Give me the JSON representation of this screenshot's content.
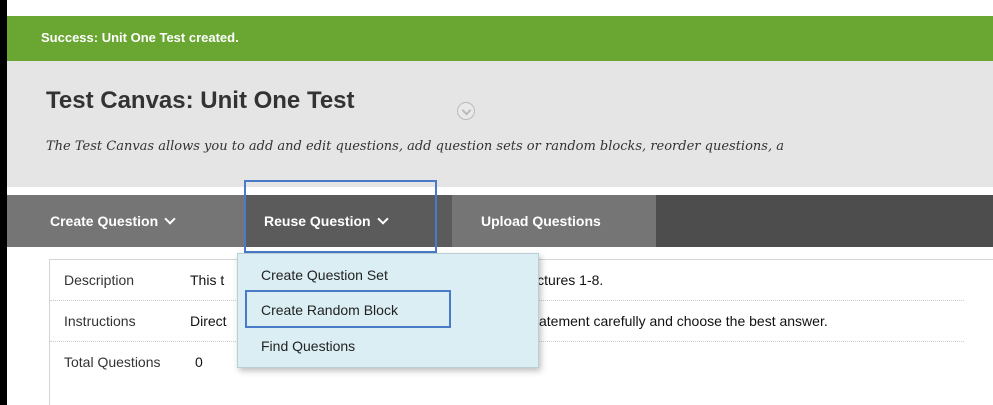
{
  "notification": {
    "text": "Success: Unit One Test created."
  },
  "header": {
    "title": "Test Canvas: Unit One Test",
    "description": "The Test Canvas allows you to add and edit questions, add question sets or random blocks, reorder questions, a"
  },
  "actionbar": {
    "items": [
      {
        "label": "Create Question"
      },
      {
        "label": "Reuse Question"
      },
      {
        "label": "Upload Questions"
      }
    ]
  },
  "details": {
    "rows": [
      {
        "label": "Description",
        "value_start": "This t",
        "value_end": "and lectures 1-8."
      },
      {
        "label": "Instructions",
        "value_start": "Direct",
        "value_end": "atement carefully and choose the best answer."
      },
      {
        "label": "Total Questions",
        "value": "0"
      }
    ]
  },
  "reuse_menu": {
    "items": [
      {
        "label": "Create Question Set"
      },
      {
        "label": "Create Random Block"
      },
      {
        "label": "Find Questions"
      }
    ]
  },
  "colors": {
    "success": "#6aa632",
    "header_bg": "#e5e5e5",
    "actionbar_bg": "#757575",
    "menu_bg": "#dbeef3",
    "highlight": "#4a7bc8"
  }
}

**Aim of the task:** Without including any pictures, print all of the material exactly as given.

**Response area:**
Give me the JSON representation of this screenshot's content.
{
  "notification": {
    "text": "Success: Unit One Test created."
  },
  "header": {
    "title": "Test Canvas: Unit One Test",
    "description": "The Test Canvas allows you to add and edit questions, add question sets or random blocks, reorder questions, a"
  },
  "actionbar": {
    "items": [
      {
        "label": "Create Question"
      },
      {
        "label": "Reuse Question"
      },
      {
        "label": "Upload Questions"
      }
    ]
  },
  "details": {
    "rows": [
      {
        "label": "Description",
        "value_start": "This t",
        "value_end": "and lectures 1-8."
      },
      {
        "label": "Instructions",
        "value_start": "Direct",
        "value_end": "atement carefully and choose the best answer."
      },
      {
        "label": "Total Questions",
        "value": "0"
      }
    ]
  },
  "reuse_menu": {
    "items": [
      {
        "label": "Create Question Set"
      },
      {
        "label": "Create Random Block"
      },
      {
        "label": "Find Questions"
      }
    ]
  },
  "colors": {
    "success": "#6aa632",
    "header_bg": "#e5e5e5",
    "actionbar_bg": "#757575",
    "menu_bg": "#dbeef3",
    "highlight": "#4a7bc8"
  }
}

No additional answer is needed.